Sunday, the Fourth in Advent, December 24. AM: St. Andrew’s Church, Princess Anne. Morning Prayer, sermon; I admitted Samuel Ker Stewart to the Holy Order of Deacons, and the Rev. Thomas Richard Bailey Trader to the Holy Order of priesthood. I administered the Holy Eucharist to 53 females, 16 males; offering $10.09; congregation very large, completely filling the church. PM: Evening Prayer, sermon; I administered confirmation to 4 persons, addressing them.

Monday, the Feast of the Nativity. AM: visited two sick women (Mrs. and Miss Jane Stewart) using the Visitation Office and other prayers. Then 5 miles to Monie. At All Saints’ Church, Somerset Parish; Morning Prayer, ante-communion, sermon; I confirmed 4 persons; I administered the Holy Eucharist to 37 females, 15 males; congregation large; offering $4.63. PM: 1 ½ miles to Mr. J. Woolfert’s; 8 ½ miles to Whitehaven Ferry; ½ miles to Mrs. Marcellus Jones’.

Tuesday, the Feast of St. Stephen, December 26. AM: 6 miles to Tyaskin. At St. Mary’s Church, Stepney Parish: Morning Prayer, ante-communion, sermon, I administered the Lord’s Supper to 1 male, 7 females. 1 ½ miles to Capt. Ryall’s. PM: 1 ½ miles to Tyaskin; 11 ½ miles to Quantico; 6 miles to Spring Hill, to Mr. R.T. Dashiell’s.

Wednesday, Feast of St. John the Evangelist, December 27. AM: St. Paul’s Church,
Spring Hill Parish; Morning Prayer, ante-communion, sermon, 2 baptisms, I confirmed 10 persons (3 males); I administer the Holy Communion to 15 males, 22 females; day very inclement, congregation nevertheless large; PM: 6 miles to Quantico; 12 more to Whitehaven, to Mrs. Marcellus Jones’.

Thursday, the Feast of the Holy Innocents, December 28. AM: ½ mile to Whitehaven Ferry; 3 miles to Withbridge. Grace Church, Hungry Neck. I consecrated the church; Morning Prayer, ante-communion, sermon, I administered the Holy Communion to 39 females, 15 males; congregation large to overflowing; PM: 12 miles to the Upper Ferry; 4 miles to Quantico.

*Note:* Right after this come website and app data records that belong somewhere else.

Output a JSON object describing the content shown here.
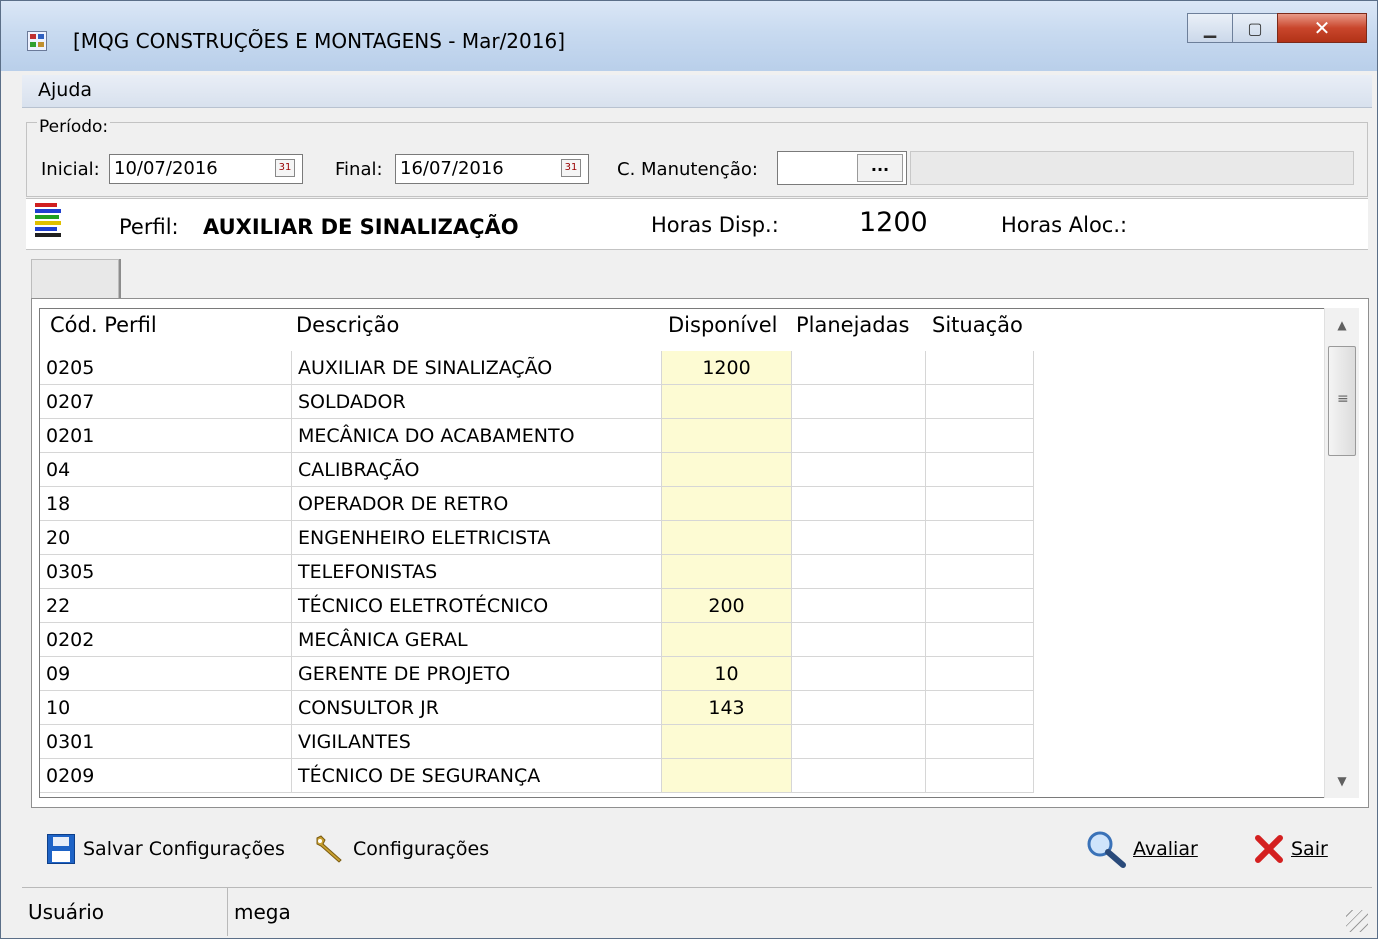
{
  "window": {
    "title": "[MQG CONSTRUÇÕES E MONTAGENS - Mar/2016]"
  },
  "menu": {
    "items": [
      "Ajuda"
    ]
  },
  "period": {
    "legend": "Período:",
    "initial_label": "Inicial:",
    "initial_value": "10/07/2016",
    "final_label": "Final:",
    "final_value": "16/07/2016",
    "maint_label": "C. Manutenção:",
    "maint_value": "",
    "maint_button": "...",
    "maint_desc": ""
  },
  "profile": {
    "label": "Perfil:",
    "name": "AUXILIAR DE SINALIZAÇÃO",
    "hours_disp_label": "Horas Disp.:",
    "hours_disp_value": "1200",
    "hours_aloc_label": "Horas Aloc.:",
    "hours_aloc_value": ""
  },
  "tabs": [
    {
      "label": ""
    }
  ],
  "grid": {
    "columns": [
      "Cód. Perfil",
      "Descrição",
      "Disponível",
      "Planejadas",
      "Situação"
    ],
    "rows": [
      {
        "code": "0205",
        "desc": "AUXILIAR DE SINALIZAÇÃO",
        "disp": "1200",
        "plan": "",
        "sit": ""
      },
      {
        "code": "0207",
        "desc": "SOLDADOR",
        "disp": "",
        "plan": "",
        "sit": ""
      },
      {
        "code": "0201",
        "desc": "MECÂNICA DO ACABAMENTO",
        "disp": "",
        "plan": "",
        "sit": ""
      },
      {
        "code": "04",
        "desc": "CALIBRAÇÃO",
        "disp": "",
        "plan": "",
        "sit": ""
      },
      {
        "code": "18",
        "desc": "OPERADOR DE RETRO",
        "disp": "",
        "plan": "",
        "sit": ""
      },
      {
        "code": "20",
        "desc": "ENGENHEIRO ELETRICISTA",
        "disp": "",
        "plan": "",
        "sit": ""
      },
      {
        "code": "0305",
        "desc": "TELEFONISTAS",
        "disp": "",
        "plan": "",
        "sit": ""
      },
      {
        "code": "22",
        "desc": "TÉCNICO ELETROTÉCNICO",
        "disp": "200",
        "plan": "",
        "sit": ""
      },
      {
        "code": "0202",
        "desc": "MECÂNICA GERAL",
        "disp": "",
        "plan": "",
        "sit": ""
      },
      {
        "code": "09",
        "desc": "GERENTE DE PROJETO",
        "disp": "10",
        "plan": "",
        "sit": ""
      },
      {
        "code": "10",
        "desc": "CONSULTOR JR",
        "disp": "143",
        "plan": "",
        "sit": ""
      },
      {
        "code": "0301",
        "desc": "VIGILANTES",
        "disp": "",
        "plan": "",
        "sit": ""
      },
      {
        "code": "0209",
        "desc": "TÉCNICO DE SEGURANÇA",
        "disp": "",
        "plan": "",
        "sit": ""
      }
    ]
  },
  "toolbar": {
    "save_config": "Salvar Configurações",
    "config": "Configurações",
    "evaluate": "Avaliar",
    "exit": "Sair"
  },
  "status": {
    "user_label": "Usuário",
    "user_value": "mega"
  },
  "colors": {
    "available_cell_bg": "#fdfbd3",
    "close_button": "#c9462c",
    "save_icon": "#1e63c6",
    "exit_icon": "#d42020"
  }
}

Friday, December 29. AM: St. Philip’s Church, Quantico. Morning Prayer, ante-communion, sermon, I confirmed 4 persons; I administer the Lord’s Supper to 8 males, 12 females; After the blessing, I addressed the congregation which was very large, expressing my satisfaction with the attendance, altho the weather was very inclement; spoke casually to the children present. PM: 14 miles to Vienna; 20 miles to Cambridge.

Saturday, December 30. AM: 90 miles to Baltimore